(Interface dataset entries)

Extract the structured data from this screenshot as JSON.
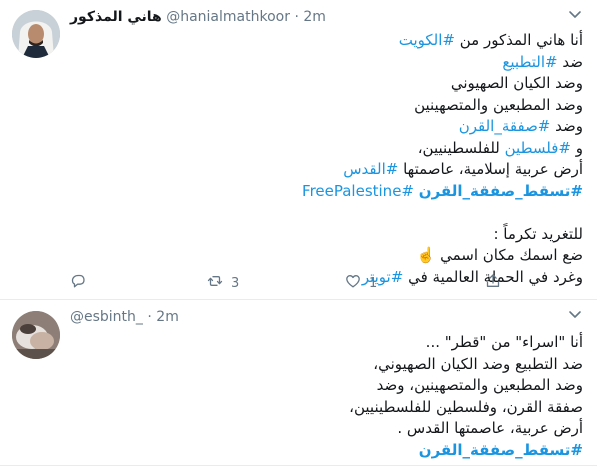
{
  "tweets": [
    {
      "display_name": "هاني المذكور",
      "handle": "@hanialmathkoor",
      "separator": "·",
      "time": "2m",
      "lines": [
        [
          {
            "t": "أنا هاني المذكور من "
          },
          {
            "t": "#الكويت",
            "link": true
          }
        ],
        [
          {
            "t": "ضد "
          },
          {
            "t": "#التطبيع",
            "link": true
          }
        ],
        [
          {
            "t": "وضد الكيان الصهيوني"
          }
        ],
        [
          {
            "t": "وضد المطبعين والمتصهينين"
          }
        ],
        [
          {
            "t": "وضد "
          },
          {
            "t": "#صفقة_القرن",
            "link": true
          }
        ],
        [
          {
            "t": "و "
          },
          {
            "t": "#فلسطين",
            "link": true
          },
          {
            "t": " للفلسطينيين،"
          }
        ],
        [
          {
            "t": "أرض عربية إسلامية، عاصمتها "
          },
          {
            "t": "#القدس",
            "link": true
          }
        ],
        [
          {
            "t": "#تسقط_صفقة_القرن",
            "bold": true
          },
          {
            "t": " "
          },
          {
            "t": "#FreePalestine",
            "link": true
          }
        ],
        [],
        [
          {
            "t": "للتغريد تكرماً :"
          }
        ],
        [
          {
            "t": "ضع اسمك مكان اسمي ☝️"
          }
        ],
        [
          {
            "t": "وغرد في الحملة العالمية في "
          },
          {
            "t": "#تويتر",
            "link": true
          }
        ]
      ],
      "actions": {
        "reply_count": "",
        "retweet_count": "3",
        "like_count": "1"
      }
    },
    {
      "display_name": "",
      "handle": "@esbinth_",
      "separator": "·",
      "time": "2m",
      "lines": [
        [
          {
            "t": "أنا \"اسراء\" من \"قطر\" ..."
          }
        ],
        [
          {
            "t": "ضد التطبيع وضد الكيان الصهيوني،"
          }
        ],
        [
          {
            "t": "وضد المطبعين والمتصهينين، وضد"
          }
        ],
        [
          {
            "t": "صفقة القرن، وفلسطين للفلسطينيين،"
          }
        ],
        [
          {
            "t": "أرض عربية، عاصمتها القدس ."
          }
        ],
        [
          {
            "t": "#تسقط_صفقة_القرن",
            "bold": true
          }
        ]
      ]
    }
  ],
  "icons": {
    "caret": "chevron-down-icon",
    "reply": "reply-icon",
    "retweet": "retweet-icon",
    "like": "heart-icon",
    "share": "share-icon"
  },
  "colors": {
    "link": "#1b95e0",
    "muted": "#657786",
    "border": "#e6ecf0"
  }
}
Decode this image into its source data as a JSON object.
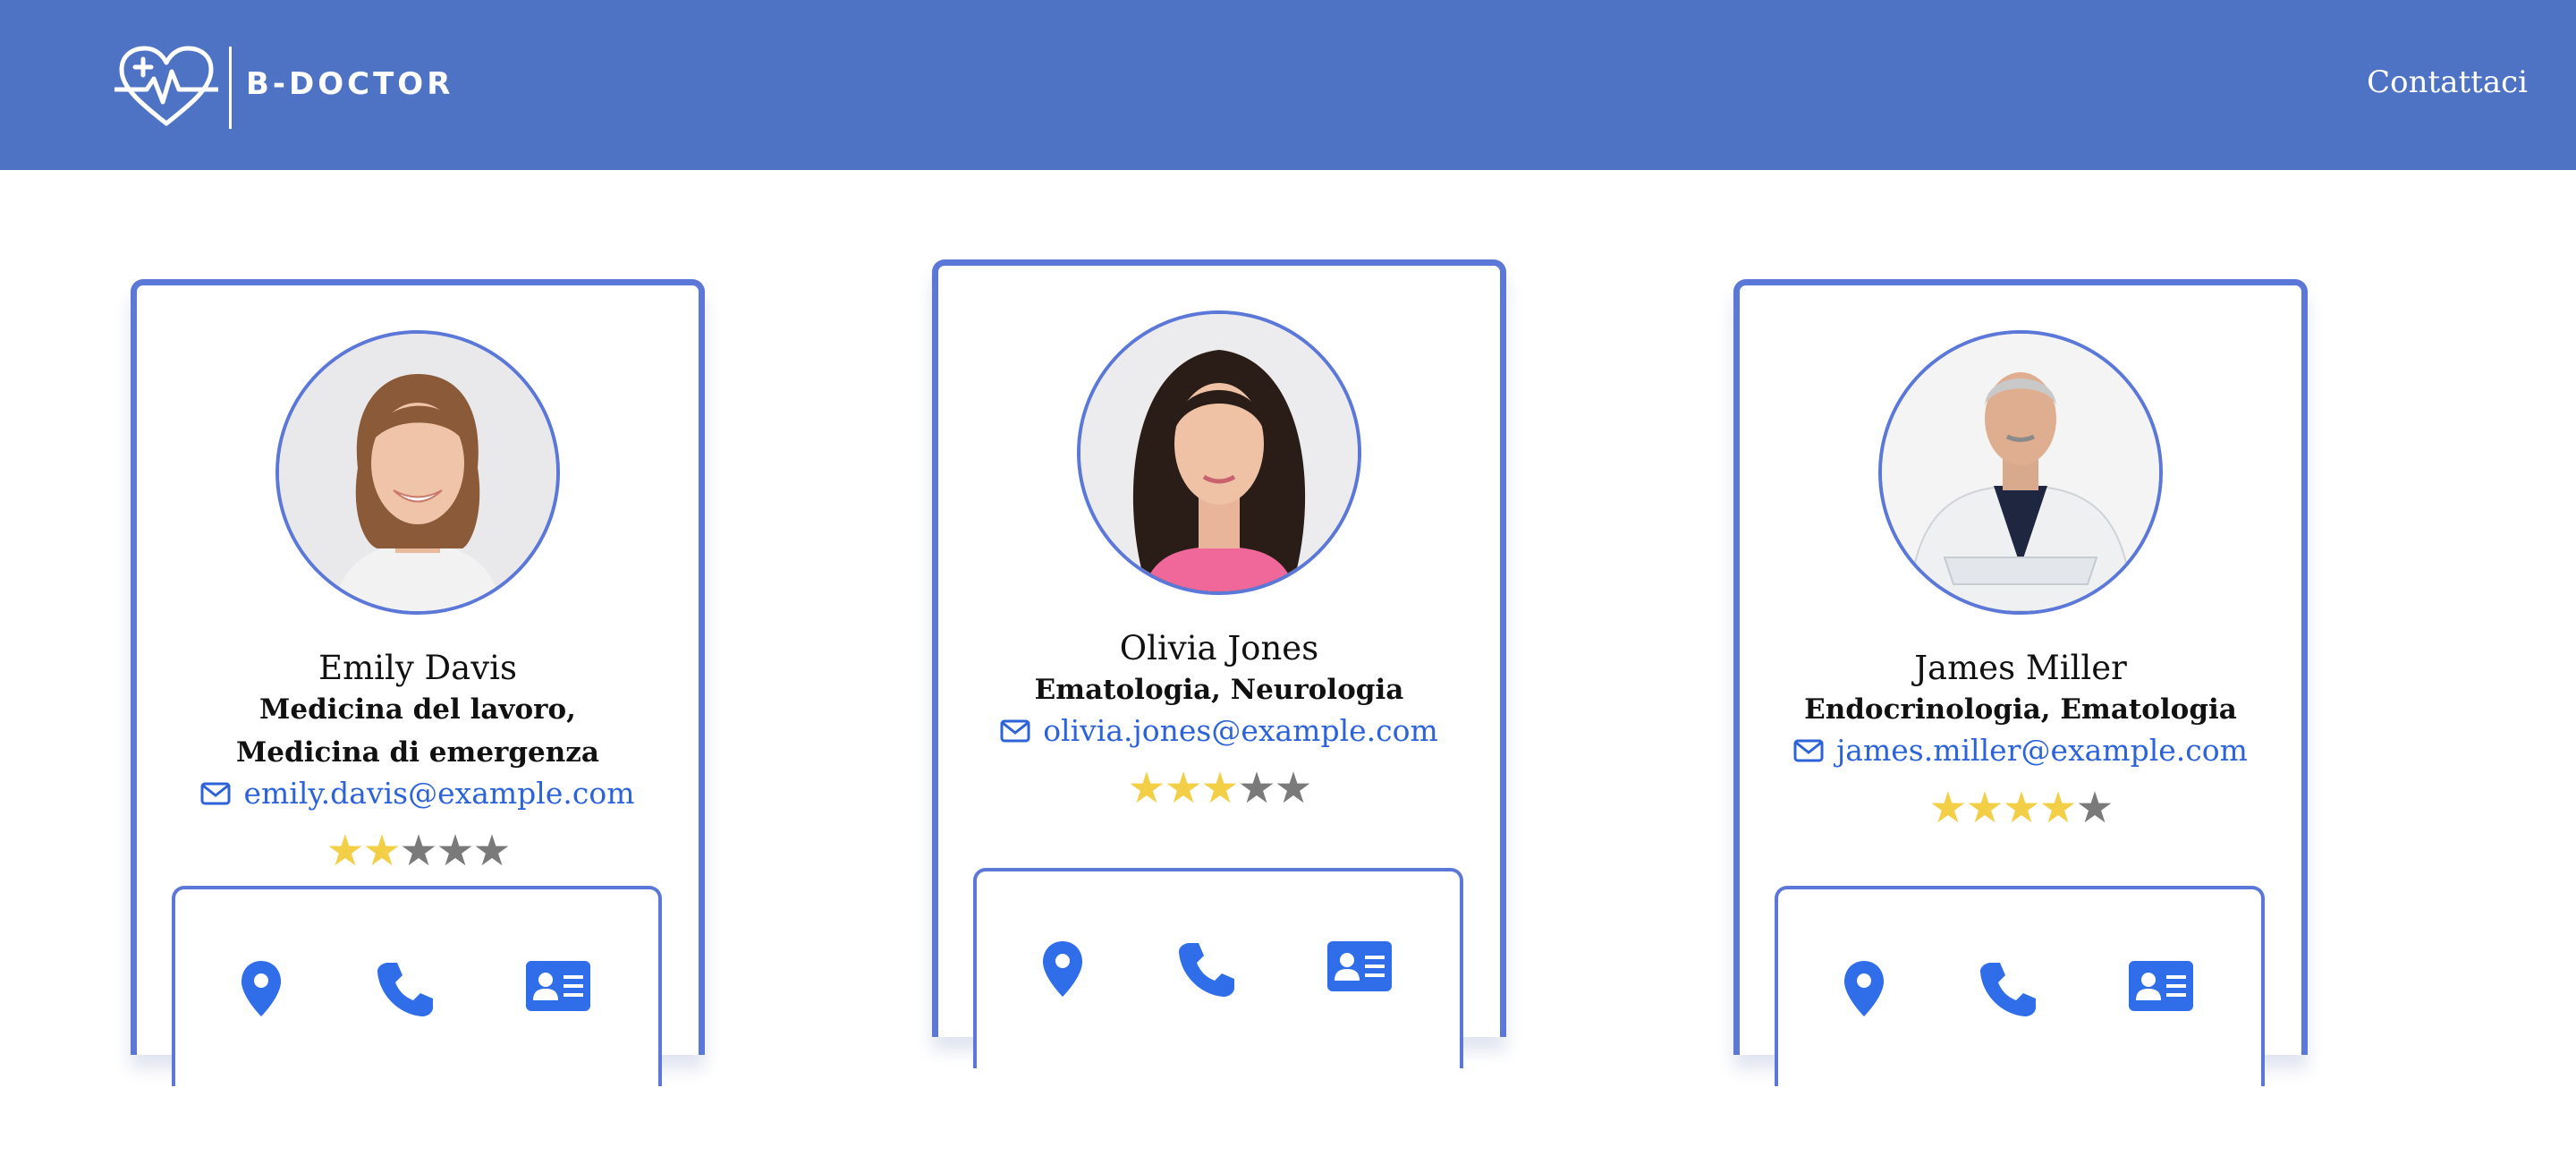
{
  "navbar": {
    "brand": "B-DOCTOR",
    "contact_label": "Contattaci"
  },
  "doctors": [
    {
      "name": "Emily Davis",
      "specialties": "Medicina del lavoro, Medicina di emergenza",
      "email": "emily.davis@example.com",
      "rating": 2,
      "stars_on": "★★",
      "stars_off": "★★★"
    },
    {
      "name": "Olivia Jones",
      "specialties": "Ematologia, Neurologia",
      "email": "olivia.jones@example.com",
      "rating": 3,
      "stars_on": "★★★",
      "stars_off": "★★"
    },
    {
      "name": "James Miller",
      "specialties": "Endocrinologia, Ematologia",
      "email": "james.miller@example.com",
      "rating": 4,
      "stars_on": "★★★★",
      "stars_off": "★"
    }
  ],
  "icons": {
    "location": "location-pin-icon",
    "phone": "phone-icon",
    "contact_card": "contact-card-icon",
    "mail": "envelope-icon"
  },
  "colors": {
    "navbar": "#4f73c4",
    "card_border": "#5b78d9",
    "link": "#2d63d9",
    "star_on": "#f3cf47",
    "star_off": "#7a7a7a",
    "icon": "#2f6ee8"
  }
}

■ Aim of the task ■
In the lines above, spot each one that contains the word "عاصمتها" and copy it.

■ Your response ■
            "t": "أرض عربية إسلامية، عاصمتها "
            "t": "أرض عربية، عاصمتها القدس ."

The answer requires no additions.